Vermont’s DMV has been using facial recognition technology to search through its database of driver license holders at the behest of police authorities at all levels of government, says the ACLU. The civil liberties organization says it discovered the practice through internal DMV documents it was able to obtain, and is now calling for its immediate end.
Such practices had come to light last summer when the Government Accountability Office issued a report revealing the existence of FACE, a secret program run by the FBI that scanned images of civilian databases for criminal investigations. Vermont was revealed to be one of several states cooperating with the FBI. But the ACLU now says that the Vermont DMV has also collaborated with “ICE, the U.S. State Department, and state and local police departments from around the country,” according to a statement from the organization.

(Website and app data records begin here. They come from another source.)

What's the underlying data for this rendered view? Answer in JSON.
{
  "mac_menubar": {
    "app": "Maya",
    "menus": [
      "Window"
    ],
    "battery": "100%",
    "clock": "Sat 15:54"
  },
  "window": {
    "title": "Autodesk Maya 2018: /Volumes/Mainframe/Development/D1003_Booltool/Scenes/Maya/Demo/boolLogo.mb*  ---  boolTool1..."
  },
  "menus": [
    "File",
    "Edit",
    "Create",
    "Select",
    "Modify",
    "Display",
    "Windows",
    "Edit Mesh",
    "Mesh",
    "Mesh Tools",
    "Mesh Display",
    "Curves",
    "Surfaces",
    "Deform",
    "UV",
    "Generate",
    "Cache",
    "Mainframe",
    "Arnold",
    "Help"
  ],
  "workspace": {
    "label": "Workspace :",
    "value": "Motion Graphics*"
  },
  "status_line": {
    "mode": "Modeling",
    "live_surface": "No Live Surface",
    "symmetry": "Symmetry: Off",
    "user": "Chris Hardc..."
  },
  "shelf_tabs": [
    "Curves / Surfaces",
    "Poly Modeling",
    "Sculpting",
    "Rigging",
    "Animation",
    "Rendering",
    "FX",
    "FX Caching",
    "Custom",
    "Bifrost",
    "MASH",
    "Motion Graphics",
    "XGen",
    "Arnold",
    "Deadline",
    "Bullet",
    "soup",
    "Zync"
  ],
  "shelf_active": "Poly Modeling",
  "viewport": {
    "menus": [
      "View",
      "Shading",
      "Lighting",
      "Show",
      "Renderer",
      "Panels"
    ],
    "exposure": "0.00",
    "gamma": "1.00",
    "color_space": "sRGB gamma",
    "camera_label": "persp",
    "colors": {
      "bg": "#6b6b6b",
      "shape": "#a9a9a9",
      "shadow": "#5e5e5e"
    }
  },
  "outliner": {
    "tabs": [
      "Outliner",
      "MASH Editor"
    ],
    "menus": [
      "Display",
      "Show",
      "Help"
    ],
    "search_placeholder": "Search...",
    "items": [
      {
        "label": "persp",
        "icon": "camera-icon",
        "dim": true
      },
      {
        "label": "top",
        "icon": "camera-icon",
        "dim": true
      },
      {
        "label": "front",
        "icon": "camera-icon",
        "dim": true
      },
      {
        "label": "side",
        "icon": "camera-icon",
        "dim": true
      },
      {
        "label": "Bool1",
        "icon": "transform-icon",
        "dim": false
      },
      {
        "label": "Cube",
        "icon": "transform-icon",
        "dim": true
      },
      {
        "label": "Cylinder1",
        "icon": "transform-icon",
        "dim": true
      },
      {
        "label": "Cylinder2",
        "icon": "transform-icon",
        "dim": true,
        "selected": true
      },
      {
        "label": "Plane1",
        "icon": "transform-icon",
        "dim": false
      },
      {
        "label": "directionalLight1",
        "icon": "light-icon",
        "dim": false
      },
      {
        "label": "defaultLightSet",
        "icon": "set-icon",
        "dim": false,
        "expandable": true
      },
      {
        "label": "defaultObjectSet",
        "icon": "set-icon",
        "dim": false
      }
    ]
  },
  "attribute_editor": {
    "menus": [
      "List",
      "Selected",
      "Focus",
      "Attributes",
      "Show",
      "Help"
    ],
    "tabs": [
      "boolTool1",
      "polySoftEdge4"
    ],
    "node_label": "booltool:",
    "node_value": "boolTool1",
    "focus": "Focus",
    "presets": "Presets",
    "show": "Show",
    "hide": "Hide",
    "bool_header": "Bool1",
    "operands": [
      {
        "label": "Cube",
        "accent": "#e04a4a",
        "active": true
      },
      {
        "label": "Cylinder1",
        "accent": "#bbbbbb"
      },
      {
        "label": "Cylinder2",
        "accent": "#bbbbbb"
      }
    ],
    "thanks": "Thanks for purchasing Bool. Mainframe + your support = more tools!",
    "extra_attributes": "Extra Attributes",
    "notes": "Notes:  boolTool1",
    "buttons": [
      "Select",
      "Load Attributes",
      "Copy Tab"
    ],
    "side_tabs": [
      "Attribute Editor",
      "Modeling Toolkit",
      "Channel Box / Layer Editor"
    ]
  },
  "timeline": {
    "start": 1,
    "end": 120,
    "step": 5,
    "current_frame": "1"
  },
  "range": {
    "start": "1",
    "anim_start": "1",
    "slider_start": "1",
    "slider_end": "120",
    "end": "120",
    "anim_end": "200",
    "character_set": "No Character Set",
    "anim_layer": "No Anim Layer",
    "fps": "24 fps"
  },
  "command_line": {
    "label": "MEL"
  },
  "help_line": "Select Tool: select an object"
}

The ACLU adds that some of the biometric searches are based on “minor offenses such as trespassing or disorderly conduct, while others fail to reference any criminal conduct.” The DMV has been asked to perform searches over a hundred times since the program was implemented in 2012, and has never declined to do so.
The ACLU argues that this practice violates a 2004 state law barring the DMV from using “any procedures or processes for identifying applications… that involve the use of biometric identifiers,” a law that appears to preclude even the innocuous use of facial recognition systems to fight fraud and otherwise ensure the fast identification of individuals.
May 25, 2017 – by Alex Perala